[PROVIDED DATA — start]
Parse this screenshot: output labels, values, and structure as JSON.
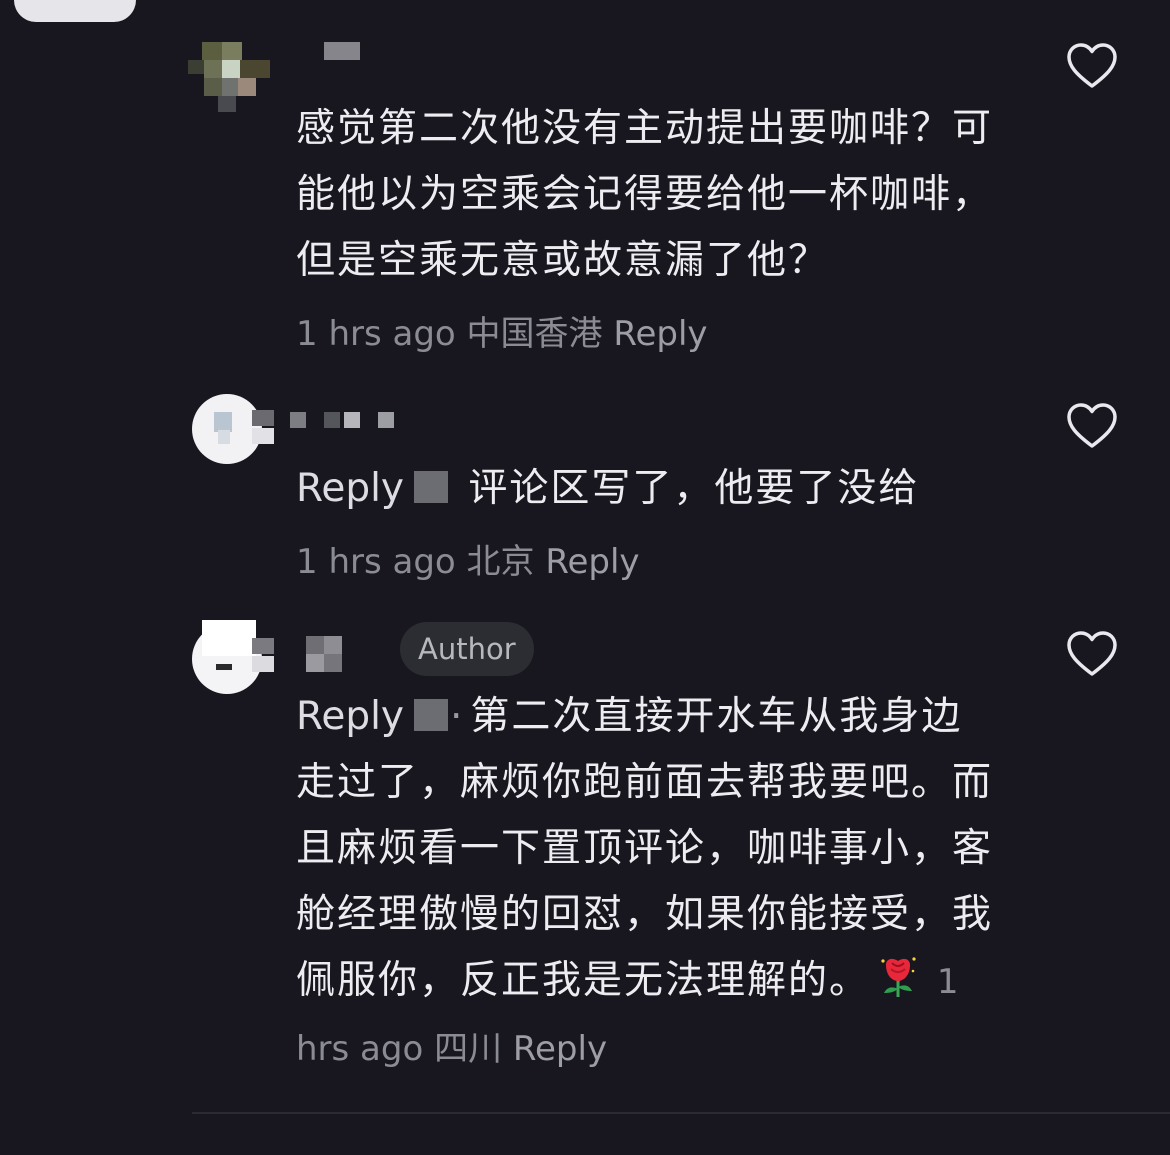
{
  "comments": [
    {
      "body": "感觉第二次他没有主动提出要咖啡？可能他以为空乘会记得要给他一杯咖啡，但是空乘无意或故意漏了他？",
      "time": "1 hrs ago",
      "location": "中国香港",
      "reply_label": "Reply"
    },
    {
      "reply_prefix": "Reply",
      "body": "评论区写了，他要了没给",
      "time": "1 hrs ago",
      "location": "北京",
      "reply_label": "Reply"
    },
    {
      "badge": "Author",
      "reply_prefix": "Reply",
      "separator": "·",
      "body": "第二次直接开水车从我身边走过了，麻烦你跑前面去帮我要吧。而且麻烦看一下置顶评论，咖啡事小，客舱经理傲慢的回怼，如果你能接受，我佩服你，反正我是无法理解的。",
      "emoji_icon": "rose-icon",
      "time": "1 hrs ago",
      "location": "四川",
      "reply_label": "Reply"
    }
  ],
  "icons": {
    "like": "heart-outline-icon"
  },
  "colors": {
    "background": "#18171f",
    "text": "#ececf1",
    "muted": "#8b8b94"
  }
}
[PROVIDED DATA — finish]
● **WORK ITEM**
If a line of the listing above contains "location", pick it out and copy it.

● **SOLUTION TO THE PROBLEM**
      "location": "中国香港",
      "location": "北京",
      "location": "四川",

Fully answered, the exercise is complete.